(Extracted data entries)
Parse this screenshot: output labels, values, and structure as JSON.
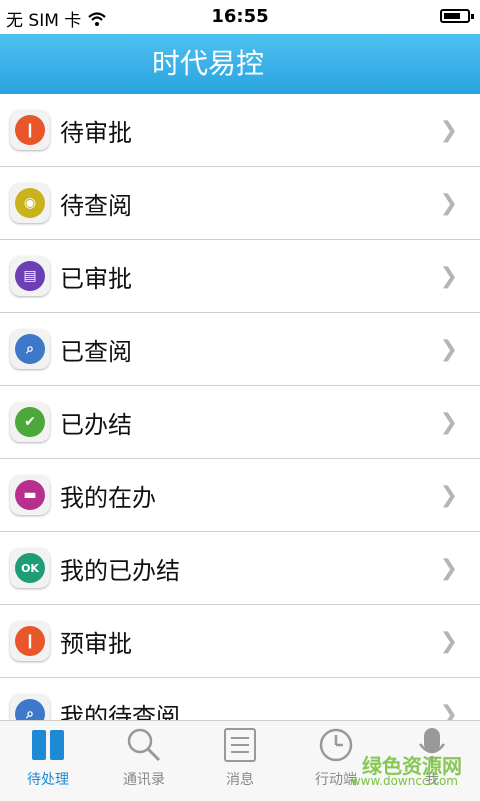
{
  "status": {
    "carrier": "无 SIM 卡",
    "time": "16:55"
  },
  "nav": {
    "title": "时代易控"
  },
  "items": [
    {
      "label": "待审批",
      "icon": "approve-pending-icon",
      "color": "#e8562a"
    },
    {
      "label": "待查阅",
      "icon": "review-pending-icon",
      "color": "#c8b31c"
    },
    {
      "label": "已审批",
      "icon": "approved-icon",
      "color": "#6b3fb5"
    },
    {
      "label": "已查阅",
      "icon": "reviewed-search-icon",
      "color": "#3d79c8"
    },
    {
      "label": "已办结",
      "icon": "completed-check-icon",
      "color": "#4ca83a"
    },
    {
      "label": "我的在办",
      "icon": "my-in-progress-icon",
      "color": "#b8308d"
    },
    {
      "label": "我的已办结",
      "icon": "my-completed-ok-icon",
      "color": "#1f9d77"
    },
    {
      "label": "预审批",
      "icon": "pre-approve-icon",
      "color": "#e8562a"
    },
    {
      "label": "我的待查阅",
      "icon": "my-review-pending-icon",
      "color": "#3d79c8"
    }
  ],
  "tabs": [
    {
      "label": "待处理",
      "icon": "pending-tab-icon",
      "active": true
    },
    {
      "label": "通讯录",
      "icon": "search-tab-icon",
      "active": false
    },
    {
      "label": "消息",
      "icon": "message-list-icon",
      "active": false
    },
    {
      "label": "行动端",
      "icon": "clock-icon",
      "active": false
    },
    {
      "label": "我",
      "icon": "mic-icon",
      "active": false
    }
  ],
  "watermark": {
    "text": "绿色资源网",
    "url": "www.downcc.com"
  },
  "colors": {
    "accent": "#29a3e0",
    "tab_active": "#1f8ad4"
  }
}
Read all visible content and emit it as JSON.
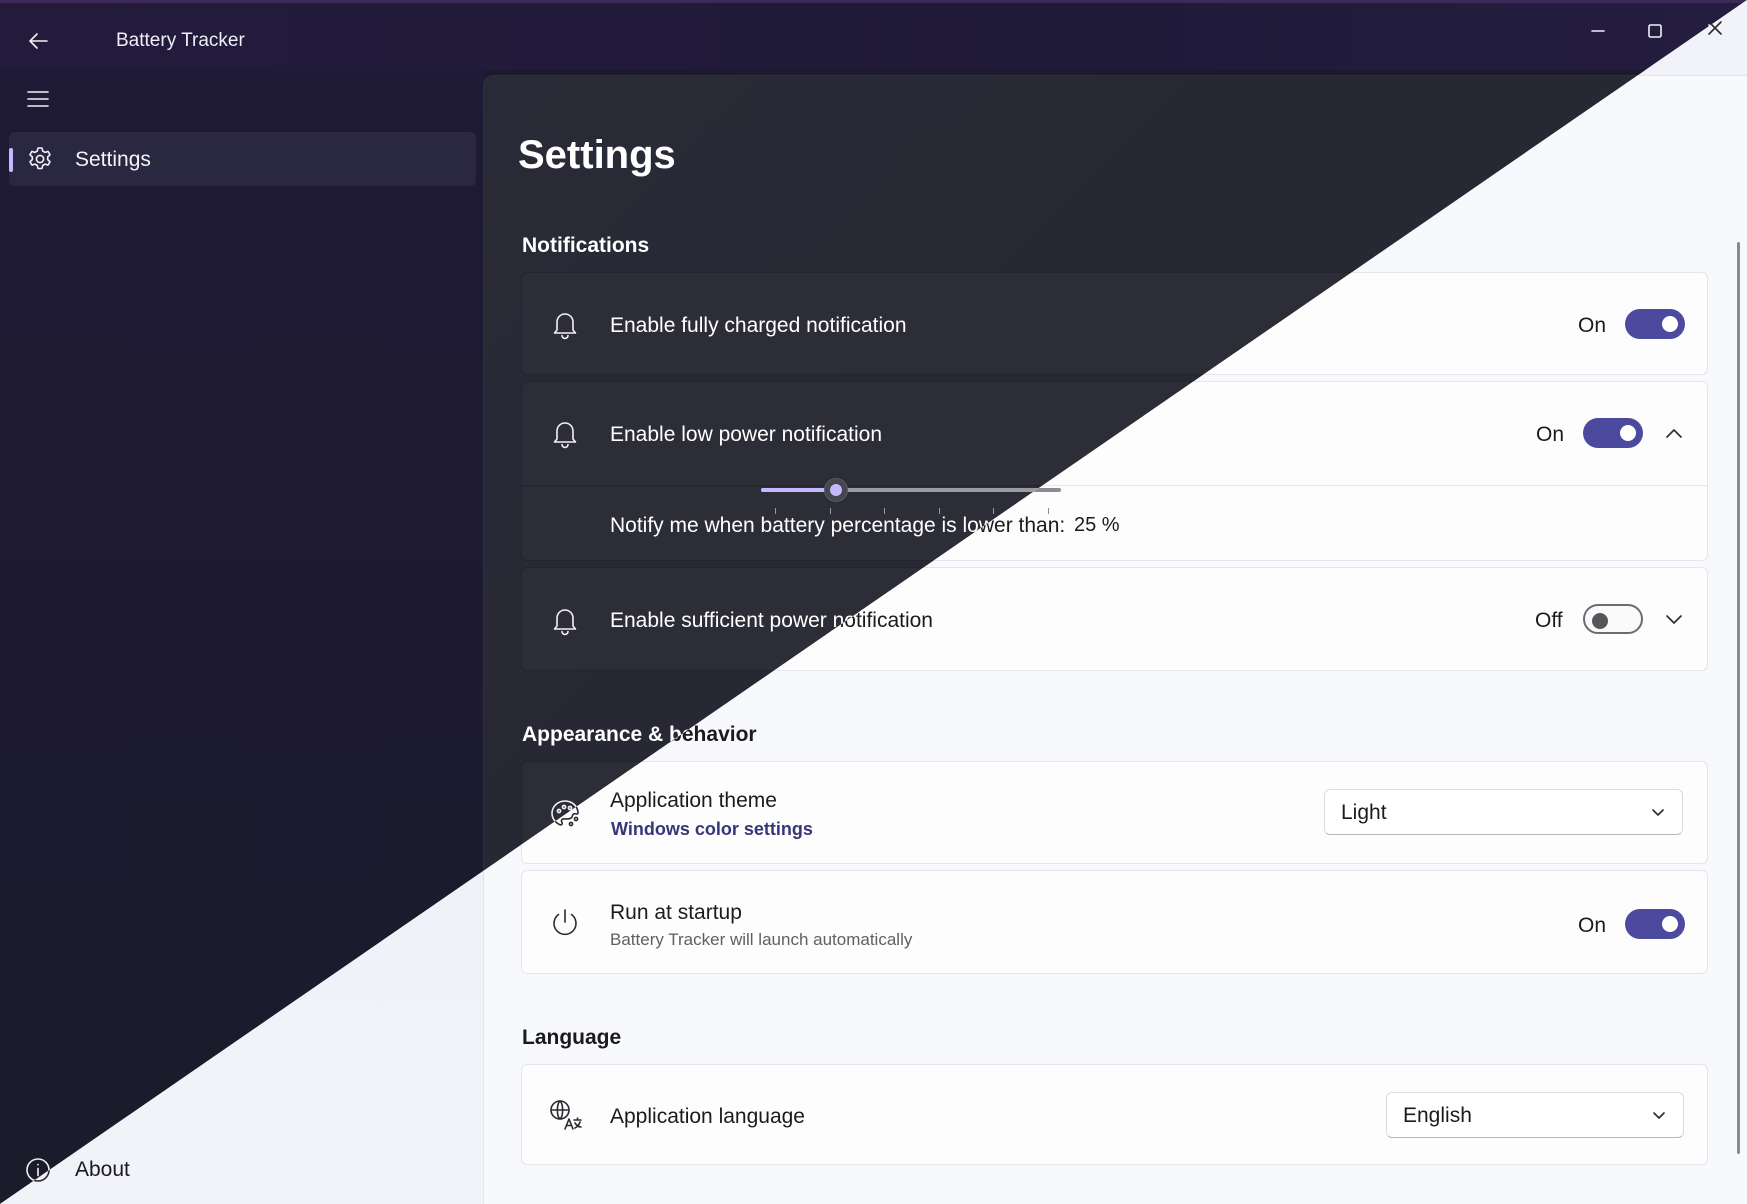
{
  "window": {
    "title": "Battery Tracker",
    "controls": {
      "minimize_icon": "minimize-icon",
      "maximize_icon": "maximize-icon",
      "close_icon": "close-icon"
    }
  },
  "nav": {
    "back_icon": "back-arrow-icon",
    "menu_icon": "hamburger-menu-icon",
    "items": [
      {
        "label": "Settings",
        "icon": "gear-icon",
        "selected": true
      }
    ],
    "footer": {
      "label": "About",
      "icon": "info-icon"
    }
  },
  "page": {
    "title": "Settings"
  },
  "sections": {
    "notifications": {
      "heading": "Notifications",
      "fully_charged": {
        "label": "Enable fully charged notification",
        "state": "On",
        "on": true,
        "icon": "bell-icon"
      },
      "low_power": {
        "label": "Enable low power notification",
        "state": "On",
        "on": true,
        "expanded": true,
        "icon": "bell-icon",
        "threshold_label": "Notify me when battery percentage is lower than:",
        "threshold_value": 25,
        "threshold_display": "25 %"
      },
      "sufficient_power": {
        "label": "Enable sufficient power notification",
        "state": "Off",
        "on": false,
        "expanded": false,
        "icon": "bell-icon"
      }
    },
    "appearance": {
      "heading": "Appearance & behavior",
      "theme": {
        "label": "Application theme",
        "link": "Windows color settings",
        "value": "Light",
        "icon": "palette-icon"
      },
      "startup": {
        "label": "Run at startup",
        "description": "Battery Tracker will launch automatically",
        "state": "On",
        "on": true,
        "icon": "power-icon"
      }
    },
    "language": {
      "heading": "Language",
      "app_language": {
        "label": "Application language",
        "value": "English",
        "icon": "language-icon"
      }
    }
  },
  "colors": {
    "accent_dark": "#c4b9ff",
    "accent_light": "#4b4a9e"
  }
}
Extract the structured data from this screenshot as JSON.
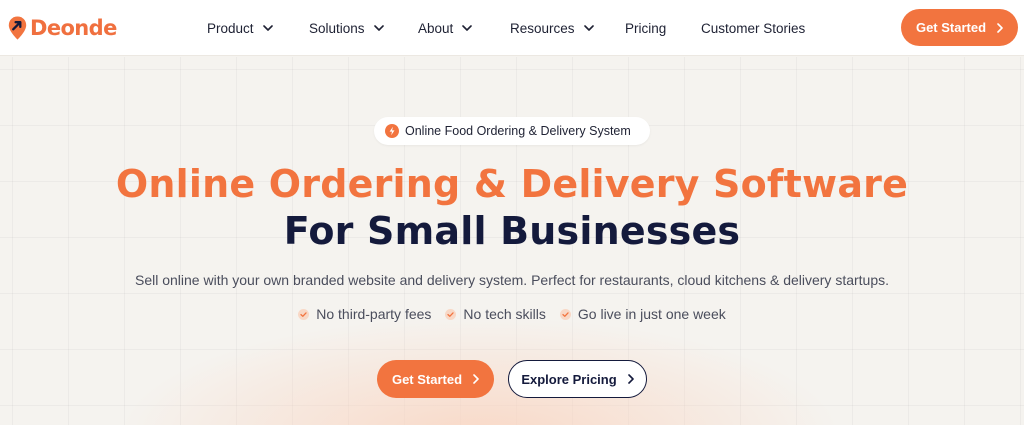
{
  "brand": {
    "name": "Deonde",
    "accent_color": "#f2743f",
    "dark_color": "#141a3c"
  },
  "nav": {
    "items": [
      {
        "label": "Product",
        "has_dropdown": true
      },
      {
        "label": "Solutions",
        "has_dropdown": true
      },
      {
        "label": "About",
        "has_dropdown": true
      },
      {
        "label": "Resources",
        "has_dropdown": true
      },
      {
        "label": "Pricing",
        "has_dropdown": false
      },
      {
        "label": "Customer Stories",
        "has_dropdown": false
      }
    ],
    "cta_label": "Get Started"
  },
  "hero": {
    "badge": {
      "icon": "lightning-icon",
      "text": "Online Food Ordering & Delivery System"
    },
    "title_line1": "Online Ordering & Delivery Software",
    "title_line2": "For Small Businesses",
    "subtitle": "Sell online with your own branded website and delivery system. Perfect for restaurants, cloud kitchens & delivery startups.",
    "features": [
      "No third-party fees",
      "No tech skills",
      "Go live in just one week"
    ],
    "primary_cta": "Get Started",
    "secondary_cta": "Explore Pricing"
  }
}
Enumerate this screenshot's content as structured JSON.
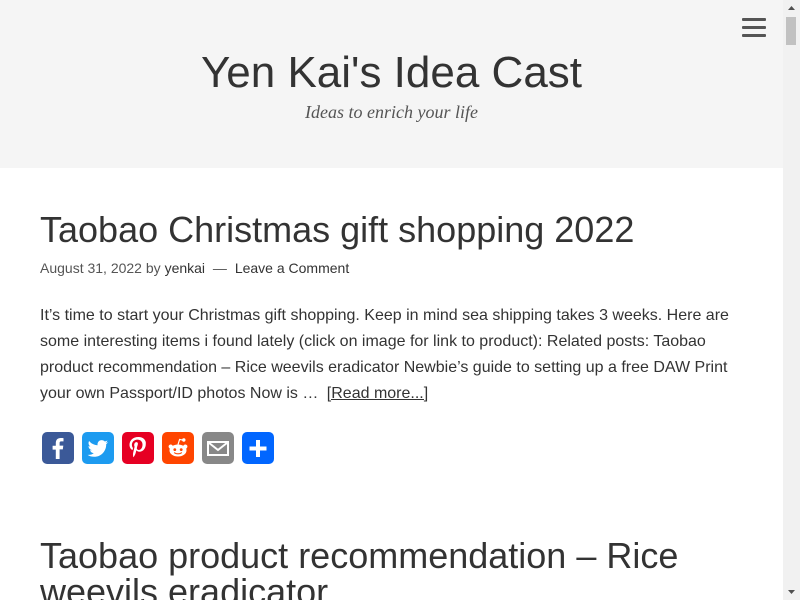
{
  "header": {
    "site_title": "Yen Kai's Idea Cast",
    "tagline": "Ideas to enrich your life",
    "menu_icon": "hamburger-menu-icon"
  },
  "posts": [
    {
      "title": "Taobao Christmas gift shopping 2022",
      "date": "August 31, 2022",
      "by": "by",
      "author": "yenkai",
      "separator": "—",
      "comment_link": "Leave a Comment",
      "excerpt": "It’s time to start your Christmas gift shopping. Keep in mind sea shipping takes 3 weeks. Here are some interesting items i found lately (click on image for link to product): Related posts: Taobao product recommendation – Rice weevils eradicator Newbie’s guide to setting up a free DAW Print your own Passport/ID photos Now is …",
      "read_more": "[Read more...]"
    },
    {
      "title": "Taobao product recommendation – Rice weevils eradicator"
    }
  ],
  "share": [
    {
      "name": "facebook",
      "icon": "facebook-icon",
      "color": "#3b5998"
    },
    {
      "name": "twitter",
      "icon": "twitter-icon",
      "color": "#1d9bf0"
    },
    {
      "name": "pinterest",
      "icon": "pinterest-icon",
      "color": "#e60023"
    },
    {
      "name": "reddit",
      "icon": "reddit-icon",
      "color": "#ff4500"
    },
    {
      "name": "email",
      "icon": "email-icon",
      "color": "#888888"
    },
    {
      "name": "share",
      "icon": "share-icon",
      "color": "#0166ff"
    }
  ]
}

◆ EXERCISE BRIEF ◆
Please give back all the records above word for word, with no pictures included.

◆ FINISHED TASK ◆
Parse this screenshot: output labels, values, and structure as JSON.
{
  "status": {
    "carrier": "无 SIM 卡",
    "time": "16:55"
  },
  "nav": {
    "title": "时代易控"
  },
  "items": [
    {
      "label": "待审批",
      "icon": "approve-pending-icon",
      "color": "#e8562a"
    },
    {
      "label": "待查阅",
      "icon": "review-pending-icon",
      "color": "#c8b31c"
    },
    {
      "label": "已审批",
      "icon": "approved-icon",
      "color": "#6b3fb5"
    },
    {
      "label": "已查阅",
      "icon": "reviewed-search-icon",
      "color": "#3d79c8"
    },
    {
      "label": "已办结",
      "icon": "completed-check-icon",
      "color": "#4ca83a"
    },
    {
      "label": "我的在办",
      "icon": "my-in-progress-icon",
      "color": "#b8308d"
    },
    {
      "label": "我的已办结",
      "icon": "my-completed-ok-icon",
      "color": "#1f9d77"
    },
    {
      "label": "预审批",
      "icon": "pre-approve-icon",
      "color": "#e8562a"
    },
    {
      "label": "我的待查阅",
      "icon": "my-review-pending-icon",
      "color": "#3d79c8"
    }
  ],
  "tabs": [
    {
      "label": "待处理",
      "icon": "pending-tab-icon",
      "active": true
    },
    {
      "label": "通讯录",
      "icon": "search-tab-icon",
      "active": false
    },
    {
      "label": "消息",
      "icon": "message-list-icon",
      "active": false
    },
    {
      "label": "行动端",
      "icon": "clock-icon",
      "active": false
    },
    {
      "label": "我",
      "icon": "mic-icon",
      "active": false
    }
  ],
  "watermark": {
    "text": "绿色资源网",
    "url": "www.downcc.com"
  },
  "colors": {
    "accent": "#29a3e0",
    "tab_active": "#1f8ad4"
  }
}
Read all visible content and emit it as JSON.
{
  "window": {
    "title": "Battery Tracker",
    "controls": {
      "minimize_icon": "minimize-icon",
      "maximize_icon": "maximize-icon",
      "close_icon": "close-icon"
    }
  },
  "nav": {
    "back_icon": "back-arrow-icon",
    "menu_icon": "hamburger-menu-icon",
    "items": [
      {
        "label": "Settings",
        "icon": "gear-icon",
        "selected": true
      }
    ],
    "footer": {
      "label": "About",
      "icon": "info-icon"
    }
  },
  "page": {
    "title": "Settings"
  },
  "sections": {
    "notifications": {
      "heading": "Notifications",
      "fully_charged": {
        "label": "Enable fully charged notification",
        "state": "On",
        "on": true,
        "icon": "bell-icon"
      },
      "low_power": {
        "label": "Enable low power notification",
        "state": "On",
        "on": true,
        "expanded": true,
        "icon": "bell-icon",
        "threshold_label": "Notify me when battery percentage is lower than:",
        "threshold_value": 25,
        "threshold_display": "25 %"
      },
      "sufficient_power": {
        "label": "Enable sufficient power notification",
        "state": "Off",
        "on": false,
        "expanded": false,
        "icon": "bell-icon"
      }
    },
    "appearance": {
      "heading": "Appearance & behavior",
      "theme": {
        "label": "Application theme",
        "link": "Windows color settings",
        "value": "Light",
        "icon": "palette-icon"
      },
      "startup": {
        "label": "Run at startup",
        "description": "Battery Tracker will launch automatically",
        "state": "On",
        "on": true,
        "icon": "power-icon"
      }
    },
    "language": {
      "heading": "Language",
      "app_language": {
        "label": "Application language",
        "value": "English",
        "icon": "language-icon"
      }
    }
  },
  "colors": {
    "accent_dark": "#c4b9ff",
    "accent_light": "#4b4a9e"
  }
}
Extract the structured data from this screenshot as JSON.
{
  "brand": {
    "name": "Deonde",
    "accent_color": "#f2743f",
    "dark_color": "#141a3c"
  },
  "nav": {
    "items": [
      {
        "label": "Product",
        "has_dropdown": true
      },
      {
        "label": "Solutions",
        "has_dropdown": true
      },
      {
        "label": "About",
        "has_dropdown": true
      },
      {
        "label": "Resources",
        "has_dropdown": true
      },
      {
        "label": "Pricing",
        "has_dropdown": false
      },
      {
        "label": "Customer Stories",
        "has_dropdown": false
      }
    ],
    "cta_label": "Get Started"
  },
  "hero": {
    "badge": {
      "icon": "lightning-icon",
      "text": "Online Food Ordering & Delivery System"
    },
    "title_line1": "Online Ordering & Delivery Software",
    "title_line2": "For Small Businesses",
    "subtitle": "Sell online with your own branded website and delivery system. Perfect for restaurants, cloud kitchens & delivery startups.",
    "features": [
      "No third-party fees",
      "No tech skills",
      "Go live in just one week"
    ],
    "primary_cta": "Get Started",
    "secondary_cta": "Explore Pricing"
  }
}
Enumerate this screenshot's content as structured JSON.
{
  "header": {
    "site_title": "Yen Kai's Idea Cast",
    "tagline": "Ideas to enrich your life",
    "menu_icon": "hamburger-menu-icon"
  },
  "posts": [
    {
      "title": "Taobao Christmas gift shopping 2022",
      "date": "August 31, 2022",
      "by": "by",
      "author": "yenkai",
      "separator": "—",
      "comment_link": "Leave a Comment",
      "excerpt": "It’s time to start your Christmas gift shopping. Keep in mind sea shipping takes 3 weeks. Here are some interesting items i found lately (click on image for link to product): Related posts: Taobao product recommendation – Rice weevils eradicator Newbie’s guide to setting up a free DAW Print your own Passport/ID photos Now is …",
      "read_more": "[Read more...]"
    },
    {
      "title": "Taobao product recommendation – Rice weevils eradicator"
    }
  ],
  "share": [
    {
      "name": "facebook",
      "icon": "facebook-icon",
      "color": "#3b5998"
    },
    {
      "name": "twitter",
      "icon": "twitter-icon",
      "color": "#1d9bf0"
    },
    {
      "name": "pinterest",
      "icon": "pinterest-icon",
      "color": "#e60023"
    },
    {
      "name": "reddit",
      "icon": "reddit-icon",
      "color": "#ff4500"
    },
    {
      "name": "email",
      "icon": "email-icon",
      "color": "#888888"
    },
    {
      "name": "share",
      "icon": "share-icon",
      "color": "#0166ff"
    }
  ]
}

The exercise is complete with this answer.